EU incumbent 'lobbied against Cardiff'


The incumbent Irish member of the European Court of Auditors Eoin O’Shea has admitted sending an e-mail lobbying against his proposed successor Kevin Cardiff.

The e-mail and its contents were discussed at a meeting of the Joint Oireachtas Committee of European Affairs in Leinster House this morning.

The e-mail was sent to the co-ordinators of the Socialist and European People’s Party groups on the budgetary committee of the European Parliament. This committee rejected Mr Cardiff’s appointment to the Luxembourg-based court yesterday by a single vote.

In the e-mail, dated October 6th, Mr O’Shea told the co-ordinators that the Irish Government “decided to replace me at the court".

He added: "Their suggestion here is an Irish civil servant who was responsible for financial supervision during the period of the collapse of the Irish banks."

He added that he believed there would be “further details” in respect of the appointment “because of the Irish prosecutorial interest in whether or not the State condoned the window-dressing of the financial accounts of Irish financial institutions in respect of €7bn”.

Mr O'Shea, who was appointed to the court by the previous Fianna Fáil-led government, told the committee he had sent the e-mail in the heat of the moment after he was informed that he was not being reappointed.

Following an adjournment due to a vote in the Dáil, committee chairman Joe Costello said it would be making contact with the budgetary committee of the European Parliament and the Government with over the contents of the e-mail.

In a statement released this evening, Mr Costello said he was "concerned" that the e-mail "might have" influenced the Committee's vote to reject Mr Cardiff's application.

Fianna Fáil's Timmy Dooley said Mr O’Shea was being subjected to “summary conviction” and was being “hijacked” by the committee. This was rejected by the chair.

Speaking this afternoon, Mr Kenny declined to be drawn on Mr O'Shea's remarks, other than to say it was "not the Government's intention" to reappoint him to the role.

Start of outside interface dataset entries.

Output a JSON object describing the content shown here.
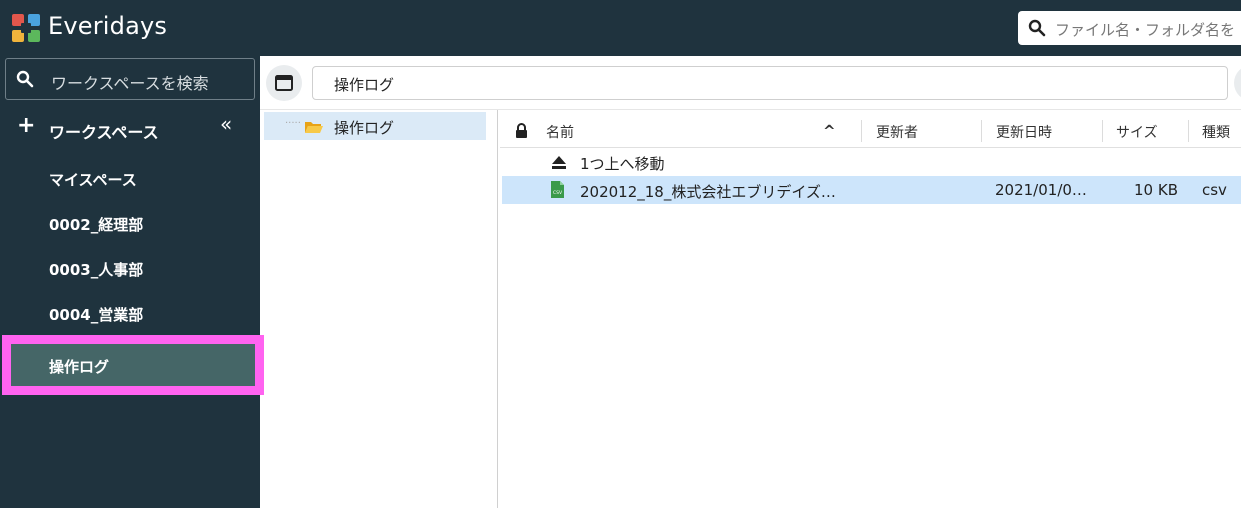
{
  "app": {
    "brand": "Everidays"
  },
  "global_search": {
    "placeholder": "ファイル名・フォルダ名を"
  },
  "sidebar": {
    "search_placeholder": "ワークスペースを検索",
    "workspace_header": "ワークスペース",
    "plus_glyph": "+",
    "collapse_glyph": "«",
    "items": [
      {
        "label": "マイスペース"
      },
      {
        "label": "0002_経理部"
      },
      {
        "label": "0003_人事部"
      },
      {
        "label": "0004_営業部"
      },
      {
        "label": "操作ログ",
        "active": true
      }
    ]
  },
  "pathbar": {
    "path": "操作ログ"
  },
  "tree": {
    "dots": "·····",
    "node_label": "操作ログ"
  },
  "file_list": {
    "columns": {
      "name": "名前",
      "sort_glyph": "^",
      "updated_by": "更新者",
      "updated_at": "更新日時",
      "size": "サイズ",
      "type": "種類"
    },
    "up_row": {
      "label": "1つ上へ移動"
    },
    "rows": [
      {
        "name": "202012_18_株式会社エブリデイズ…",
        "updated_by": "",
        "updated_at": "2021/01/0…",
        "size": "10 KB",
        "type": "csv",
        "selected": true
      }
    ]
  },
  "colors": {
    "sidebar_bg": "#1f333e",
    "active_item_bg": "#456667",
    "highlight": "#ff63f0",
    "selection_bg": "#cde5fb",
    "csv_icon": "#3a9a4a"
  }
}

Mr O'Shea, a former chief executive of the Institute of Directors in Ireland, took over Máire Geoghegan-Quinn’s position when she was named Ireland's European Commissioner last year.